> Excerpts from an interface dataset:
○ ○ ○ ○ ○

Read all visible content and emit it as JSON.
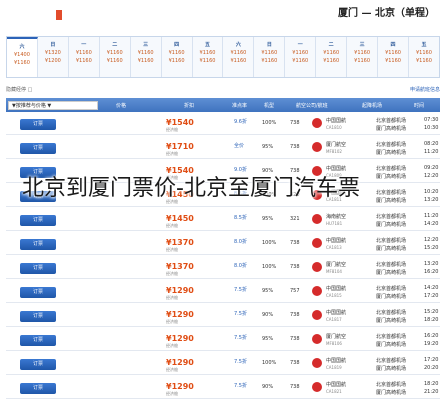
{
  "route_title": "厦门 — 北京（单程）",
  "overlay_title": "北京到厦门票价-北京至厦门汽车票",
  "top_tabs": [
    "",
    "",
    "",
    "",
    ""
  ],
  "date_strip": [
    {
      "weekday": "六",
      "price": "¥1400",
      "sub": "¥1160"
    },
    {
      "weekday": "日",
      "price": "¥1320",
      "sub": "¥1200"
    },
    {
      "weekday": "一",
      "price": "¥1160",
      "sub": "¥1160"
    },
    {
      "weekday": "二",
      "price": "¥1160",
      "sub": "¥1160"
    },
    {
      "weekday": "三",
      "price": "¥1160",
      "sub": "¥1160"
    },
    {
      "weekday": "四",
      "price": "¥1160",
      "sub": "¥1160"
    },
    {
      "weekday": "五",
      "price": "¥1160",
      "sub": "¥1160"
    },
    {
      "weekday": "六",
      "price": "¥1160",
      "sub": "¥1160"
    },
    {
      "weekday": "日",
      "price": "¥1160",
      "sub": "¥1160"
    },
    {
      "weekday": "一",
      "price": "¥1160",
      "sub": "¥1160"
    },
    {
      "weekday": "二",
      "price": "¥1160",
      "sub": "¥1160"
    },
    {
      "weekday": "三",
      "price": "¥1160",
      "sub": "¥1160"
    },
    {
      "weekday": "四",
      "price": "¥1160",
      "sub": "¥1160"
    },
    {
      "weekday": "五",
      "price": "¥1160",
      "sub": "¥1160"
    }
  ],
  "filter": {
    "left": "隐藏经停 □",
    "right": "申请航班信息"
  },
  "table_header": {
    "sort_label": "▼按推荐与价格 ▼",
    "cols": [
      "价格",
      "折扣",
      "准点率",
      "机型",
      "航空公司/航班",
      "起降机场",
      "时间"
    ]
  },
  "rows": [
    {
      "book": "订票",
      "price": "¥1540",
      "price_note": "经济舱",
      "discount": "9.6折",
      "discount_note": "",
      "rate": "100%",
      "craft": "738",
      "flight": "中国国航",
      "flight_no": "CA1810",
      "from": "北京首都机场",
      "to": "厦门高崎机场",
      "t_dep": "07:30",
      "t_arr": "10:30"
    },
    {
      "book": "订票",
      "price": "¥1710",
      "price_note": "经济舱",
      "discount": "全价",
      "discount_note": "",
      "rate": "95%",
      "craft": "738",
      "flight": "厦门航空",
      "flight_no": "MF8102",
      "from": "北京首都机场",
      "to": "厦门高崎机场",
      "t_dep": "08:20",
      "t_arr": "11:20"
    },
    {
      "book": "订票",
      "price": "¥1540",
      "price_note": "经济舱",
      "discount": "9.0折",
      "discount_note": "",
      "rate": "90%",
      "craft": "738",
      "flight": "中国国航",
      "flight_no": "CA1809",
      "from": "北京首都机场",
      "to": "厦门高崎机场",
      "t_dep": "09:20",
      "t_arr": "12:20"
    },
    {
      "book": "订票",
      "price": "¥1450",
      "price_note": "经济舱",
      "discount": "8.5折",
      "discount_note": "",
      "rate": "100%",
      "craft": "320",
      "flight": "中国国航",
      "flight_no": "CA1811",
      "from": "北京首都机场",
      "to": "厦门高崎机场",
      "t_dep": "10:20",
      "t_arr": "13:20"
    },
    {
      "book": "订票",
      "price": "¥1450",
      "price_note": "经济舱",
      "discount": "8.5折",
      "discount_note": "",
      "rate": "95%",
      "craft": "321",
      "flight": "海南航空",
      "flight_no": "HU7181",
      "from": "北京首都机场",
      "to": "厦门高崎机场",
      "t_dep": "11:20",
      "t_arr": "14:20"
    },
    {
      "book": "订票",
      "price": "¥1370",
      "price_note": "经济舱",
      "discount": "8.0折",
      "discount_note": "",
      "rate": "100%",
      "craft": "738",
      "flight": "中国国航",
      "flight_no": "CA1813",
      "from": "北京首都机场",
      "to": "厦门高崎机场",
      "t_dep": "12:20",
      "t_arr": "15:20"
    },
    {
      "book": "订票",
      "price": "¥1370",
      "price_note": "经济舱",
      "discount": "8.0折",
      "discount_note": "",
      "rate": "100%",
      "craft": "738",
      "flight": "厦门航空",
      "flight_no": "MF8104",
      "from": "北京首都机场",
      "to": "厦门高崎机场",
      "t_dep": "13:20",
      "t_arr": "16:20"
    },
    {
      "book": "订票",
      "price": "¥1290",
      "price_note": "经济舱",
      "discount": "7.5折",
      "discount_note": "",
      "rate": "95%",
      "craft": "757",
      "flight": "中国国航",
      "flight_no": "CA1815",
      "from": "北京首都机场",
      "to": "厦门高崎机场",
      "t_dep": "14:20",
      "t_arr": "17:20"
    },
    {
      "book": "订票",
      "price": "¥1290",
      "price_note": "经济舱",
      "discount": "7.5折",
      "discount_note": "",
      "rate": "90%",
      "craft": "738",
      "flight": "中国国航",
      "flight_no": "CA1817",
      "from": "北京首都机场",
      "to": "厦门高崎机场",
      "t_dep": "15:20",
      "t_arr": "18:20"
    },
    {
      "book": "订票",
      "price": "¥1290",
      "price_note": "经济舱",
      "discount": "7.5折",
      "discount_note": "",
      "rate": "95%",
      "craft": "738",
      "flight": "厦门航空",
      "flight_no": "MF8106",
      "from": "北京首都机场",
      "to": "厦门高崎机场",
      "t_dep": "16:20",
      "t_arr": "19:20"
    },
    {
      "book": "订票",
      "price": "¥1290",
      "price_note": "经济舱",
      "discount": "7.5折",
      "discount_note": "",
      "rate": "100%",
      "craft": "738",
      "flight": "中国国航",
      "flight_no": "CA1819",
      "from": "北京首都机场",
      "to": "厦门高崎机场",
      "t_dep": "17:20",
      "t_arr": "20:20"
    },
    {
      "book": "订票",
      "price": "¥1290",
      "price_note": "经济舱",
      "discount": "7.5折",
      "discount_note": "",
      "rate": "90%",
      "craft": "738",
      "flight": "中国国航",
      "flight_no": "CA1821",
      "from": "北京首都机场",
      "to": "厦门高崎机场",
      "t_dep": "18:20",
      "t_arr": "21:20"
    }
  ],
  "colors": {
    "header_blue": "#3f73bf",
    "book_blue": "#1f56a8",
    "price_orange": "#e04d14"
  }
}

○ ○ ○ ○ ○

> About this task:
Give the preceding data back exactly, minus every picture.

> Answer box:
Read all visible content and emit it as JSON.
{
  "route_title": "厦门 — 北京（单程）",
  "overlay_title": "北京到厦门票价-北京至厦门汽车票",
  "top_tabs": [
    "",
    "",
    "",
    "",
    ""
  ],
  "date_strip": [
    {
      "weekday": "六",
      "price": "¥1400",
      "sub": "¥1160"
    },
    {
      "weekday": "日",
      "price": "¥1320",
      "sub": "¥1200"
    },
    {
      "weekday": "一",
      "price": "¥1160",
      "sub": "¥1160"
    },
    {
      "weekday": "二",
      "price": "¥1160",
      "sub": "¥1160"
    },
    {
      "weekday": "三",
      "price": "¥1160",
      "sub": "¥1160"
    },
    {
      "weekday": "四",
      "price": "¥1160",
      "sub": "¥1160"
    },
    {
      "weekday": "五",
      "price": "¥1160",
      "sub": "¥1160"
    },
    {
      "weekday": "六",
      "price": "¥1160",
      "sub": "¥1160"
    },
    {
      "weekday": "日",
      "price": "¥1160",
      "sub": "¥1160"
    },
    {
      "weekday": "一",
      "price": "¥1160",
      "sub": "¥1160"
    },
    {
      "weekday": "二",
      "price": "¥1160",
      "sub": "¥1160"
    },
    {
      "weekday": "三",
      "price": "¥1160",
      "sub": "¥1160"
    },
    {
      "weekday": "四",
      "price": "¥1160",
      "sub": "¥1160"
    },
    {
      "weekday": "五",
      "price": "¥1160",
      "sub": "¥1160"
    }
  ],
  "filter": {
    "left": "隐藏经停 □",
    "right": "申请航班信息"
  },
  "table_header": {
    "sort_label": "▼按推荐与价格 ▼",
    "cols": [
      "价格",
      "折扣",
      "准点率",
      "机型",
      "航空公司/航班",
      "起降机场",
      "时间"
    ]
  },
  "rows": [
    {
      "book": "订票",
      "price": "¥1540",
      "price_note": "经济舱",
      "discount": "9.6折",
      "discount_note": "",
      "rate": "100%",
      "craft": "738",
      "flight": "中国国航",
      "flight_no": "CA1810",
      "from": "北京首都机场",
      "to": "厦门高崎机场",
      "t_dep": "07:30",
      "t_arr": "10:30"
    },
    {
      "book": "订票",
      "price": "¥1710",
      "price_note": "经济舱",
      "discount": "全价",
      "discount_note": "",
      "rate": "95%",
      "craft": "738",
      "flight": "厦门航空",
      "flight_no": "MF8102",
      "from": "北京首都机场",
      "to": "厦门高崎机场",
      "t_dep": "08:20",
      "t_arr": "11:20"
    },
    {
      "book": "订票",
      "price": "¥1540",
      "price_note": "经济舱",
      "discount": "9.0折",
      "discount_note": "",
      "rate": "90%",
      "craft": "738",
      "flight": "中国国航",
      "flight_no": "CA1809",
      "from": "北京首都机场",
      "to": "厦门高崎机场",
      "t_dep": "09:20",
      "t_arr": "12:20"
    },
    {
      "book": "订票",
      "price": "¥1450",
      "price_note": "经济舱",
      "discount": "8.5折",
      "discount_note": "",
      "rate": "100%",
      "craft": "320",
      "flight": "中国国航",
      "flight_no": "CA1811",
      "from": "北京首都机场",
      "to": "厦门高崎机场",
      "t_dep": "10:20",
      "t_arr": "13:20"
    },
    {
      "book": "订票",
      "price": "¥1450",
      "price_note": "经济舱",
      "discount": "8.5折",
      "discount_note": "",
      "rate": "95%",
      "craft": "321",
      "flight": "海南航空",
      "flight_no": "HU7181",
      "from": "北京首都机场",
      "to": "厦门高崎机场",
      "t_dep": "11:20",
      "t_arr": "14:20"
    },
    {
      "book": "订票",
      "price": "¥1370",
      "price_note": "经济舱",
      "discount": "8.0折",
      "discount_note": "",
      "rate": "100%",
      "craft": "738",
      "flight": "中国国航",
      "flight_no": "CA1813",
      "from": "北京首都机场",
      "to": "厦门高崎机场",
      "t_dep": "12:20",
      "t_arr": "15:20"
    },
    {
      "book": "订票",
      "price": "¥1370",
      "price_note": "经济舱",
      "discount": "8.0折",
      "discount_note": "",
      "rate": "100%",
      "craft": "738",
      "flight": "厦门航空",
      "flight_no": "MF8104",
      "from": "北京首都机场",
      "to": "厦门高崎机场",
      "t_dep": "13:20",
      "t_arr": "16:20"
    },
    {
      "book": "订票",
      "price": "¥1290",
      "price_note": "经济舱",
      "discount": "7.5折",
      "discount_note": "",
      "rate": "95%",
      "craft": "757",
      "flight": "中国国航",
      "flight_no": "CA1815",
      "from": "北京首都机场",
      "to": "厦门高崎机场",
      "t_dep": "14:20",
      "t_arr": "17:20"
    },
    {
      "book": "订票",
      "price": "¥1290",
      "price_note": "经济舱",
      "discount": "7.5折",
      "discount_note": "",
      "rate": "90%",
      "craft": "738",
      "flight": "中国国航",
      "flight_no": "CA1817",
      "from": "北京首都机场",
      "to": "厦门高崎机场",
      "t_dep": "15:20",
      "t_arr": "18:20"
    },
    {
      "book": "订票",
      "price": "¥1290",
      "price_note": "经济舱",
      "discount": "7.5折",
      "discount_note": "",
      "rate": "95%",
      "craft": "738",
      "flight": "厦门航空",
      "flight_no": "MF8106",
      "from": "北京首都机场",
      "to": "厦门高崎机场",
      "t_dep": "16:20",
      "t_arr": "19:20"
    },
    {
      "book": "订票",
      "price": "¥1290",
      "price_note": "经济舱",
      "discount": "7.5折",
      "discount_note": "",
      "rate": "100%",
      "craft": "738",
      "flight": "中国国航",
      "flight_no": "CA1819",
      "from": "北京首都机场",
      "to": "厦门高崎机场",
      "t_dep": "17:20",
      "t_arr": "20:20"
    },
    {
      "book": "订票",
      "price": "¥1290",
      "price_note": "经济舱",
      "discount": "7.5折",
      "discount_note": "",
      "rate": "90%",
      "craft": "738",
      "flight": "中国国航",
      "flight_no": "CA1821",
      "from": "北京首都机场",
      "to": "厦门高崎机场",
      "t_dep": "18:20",
      "t_arr": "21:20"
    }
  ],
  "colors": {
    "header_blue": "#3f73bf",
    "book_blue": "#1f56a8",
    "price_orange": "#e04d14"
  }
}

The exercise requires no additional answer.